#### INPUT MATERIAL ####
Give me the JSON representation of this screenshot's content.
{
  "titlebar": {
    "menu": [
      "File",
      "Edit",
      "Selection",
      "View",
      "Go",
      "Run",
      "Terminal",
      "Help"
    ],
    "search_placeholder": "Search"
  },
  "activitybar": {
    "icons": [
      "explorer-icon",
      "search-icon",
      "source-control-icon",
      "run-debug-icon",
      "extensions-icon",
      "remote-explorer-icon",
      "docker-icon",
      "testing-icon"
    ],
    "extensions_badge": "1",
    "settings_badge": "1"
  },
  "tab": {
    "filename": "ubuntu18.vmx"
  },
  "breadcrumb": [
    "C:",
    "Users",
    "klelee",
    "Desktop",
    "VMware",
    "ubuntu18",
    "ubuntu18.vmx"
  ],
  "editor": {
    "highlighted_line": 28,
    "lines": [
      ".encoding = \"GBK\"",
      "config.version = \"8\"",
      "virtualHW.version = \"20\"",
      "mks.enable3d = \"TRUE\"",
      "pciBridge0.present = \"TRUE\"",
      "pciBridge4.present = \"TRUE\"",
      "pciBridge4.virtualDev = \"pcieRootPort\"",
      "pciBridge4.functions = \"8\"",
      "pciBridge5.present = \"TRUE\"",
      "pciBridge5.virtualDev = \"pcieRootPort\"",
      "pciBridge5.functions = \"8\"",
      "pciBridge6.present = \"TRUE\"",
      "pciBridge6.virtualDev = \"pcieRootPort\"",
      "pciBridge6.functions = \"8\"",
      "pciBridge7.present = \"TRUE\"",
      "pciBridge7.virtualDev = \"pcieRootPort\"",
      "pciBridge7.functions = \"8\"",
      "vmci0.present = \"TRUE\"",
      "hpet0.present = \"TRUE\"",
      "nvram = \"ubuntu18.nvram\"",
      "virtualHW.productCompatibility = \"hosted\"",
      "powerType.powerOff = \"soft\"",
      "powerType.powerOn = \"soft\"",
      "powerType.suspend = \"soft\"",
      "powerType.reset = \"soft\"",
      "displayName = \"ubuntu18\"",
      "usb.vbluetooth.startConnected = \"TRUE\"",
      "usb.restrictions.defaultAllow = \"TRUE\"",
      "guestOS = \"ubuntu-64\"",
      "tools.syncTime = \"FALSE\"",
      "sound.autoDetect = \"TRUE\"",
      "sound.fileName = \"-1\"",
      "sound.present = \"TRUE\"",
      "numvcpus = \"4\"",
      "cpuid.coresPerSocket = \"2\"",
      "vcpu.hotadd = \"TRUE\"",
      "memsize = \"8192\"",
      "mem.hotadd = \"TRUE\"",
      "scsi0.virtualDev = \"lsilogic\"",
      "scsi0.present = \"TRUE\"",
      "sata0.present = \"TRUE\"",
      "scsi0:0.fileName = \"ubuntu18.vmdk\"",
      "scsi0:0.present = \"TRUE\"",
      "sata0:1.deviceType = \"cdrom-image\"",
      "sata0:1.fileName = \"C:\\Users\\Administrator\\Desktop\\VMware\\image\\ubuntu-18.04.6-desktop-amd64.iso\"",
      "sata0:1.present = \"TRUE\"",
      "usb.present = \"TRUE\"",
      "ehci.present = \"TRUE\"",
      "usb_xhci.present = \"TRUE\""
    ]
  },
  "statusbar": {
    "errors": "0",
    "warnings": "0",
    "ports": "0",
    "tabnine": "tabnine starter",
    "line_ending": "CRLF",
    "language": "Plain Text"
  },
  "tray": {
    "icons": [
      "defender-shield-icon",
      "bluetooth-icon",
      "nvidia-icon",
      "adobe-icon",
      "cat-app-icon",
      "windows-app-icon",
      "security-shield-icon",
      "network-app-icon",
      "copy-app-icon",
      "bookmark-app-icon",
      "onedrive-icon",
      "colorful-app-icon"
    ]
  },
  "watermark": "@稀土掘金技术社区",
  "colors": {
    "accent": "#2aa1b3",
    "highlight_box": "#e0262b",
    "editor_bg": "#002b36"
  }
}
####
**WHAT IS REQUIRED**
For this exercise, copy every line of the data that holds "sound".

**FINAL ANSWER**
      "sound.autoDetect = \"TRUE\"",
      "sound.fileName = \"-1\"",
      "sound.present = \"TRUE\"",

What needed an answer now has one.